If you are a subcontractor, it is always best to sign a solid written agreement. I have reviewed and drafted many of these agreements, and in this multi-part series I will detail the top clauses a subcontractor should review—and potentially change—before agreeing to a subcontract.
1. Flow Down Requirements: The sub agrees to be bound by all terms of the agreement and any other documents between the GC and the GC’s customer (“Prime Contract”). Often subs agree to this without even reading the Prime Contract, but you should never agree to be bound by terms of an agreement you have never seen.
2. Scope of Work: Make sure the description of and specifications for the sub’s work is clear and accurate.
3. Subcontractor Review of Plans and Site Conditions: Subs are often required to acknowledge they have reviewed the plans and job site and that they can perform their work for the stated contract price. However, often the subs have not reviewed these prior to signing the subcontractor agreement.

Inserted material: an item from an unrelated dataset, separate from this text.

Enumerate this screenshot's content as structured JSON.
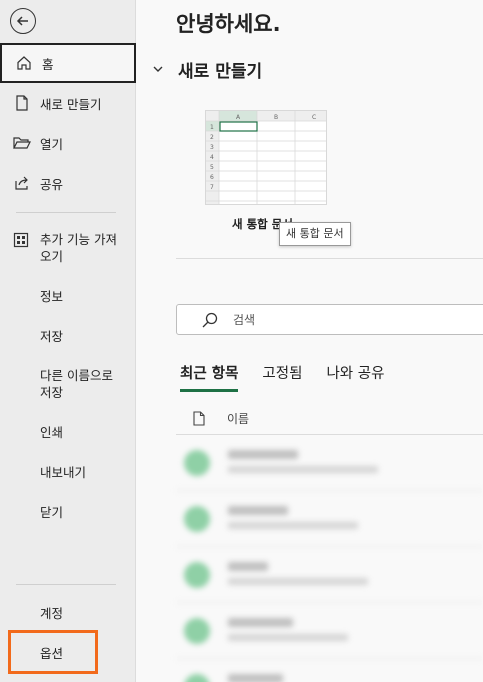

4. Payment Terms: The agreements will usually also state when the sub must submit payment applications, how long the GC has to make payment, and the reasons that the GC may withhold payment. Here are things to beware of:
- Timing for payment: How much time does the GC have to pay you?
- Pay-If-Paid Clause: This clause means the sub will not be paid unless the owner pays the GC. Always ask to strike these clauses. If the GC will not agree, seek to add language stating your payment cannot be withheld due to negligence/failures on the part of the GC or other subcontractors working on the project.
- Retainage: How much will be held and when will it be released? Typically the amount is between 5% and 10%. Many subcontracts state that all subs must wait for the entire project to be completed before any retainage will be released. Seek earlier release of your own retainage based on completion of your own work, not the entire project.
5. Change Orders: The agreement will likely state that the GC will not be obligated to pay for any extra work unless the GC signs a written Change Order before the extra work begins. In reality, this rarely happens and a sub is asked to perform extra work on the fly on the job site with a Change Order to follow later. Ask to add language stating that any written confirmation (email, text) will suffice to approve extra work that the GC requests. Then request a confirmation email or text contemporaneous with when the extra work is verbally agreed upon.
In the August/September issue of WFB, I addressed more of the top clauses all subcontractors should review.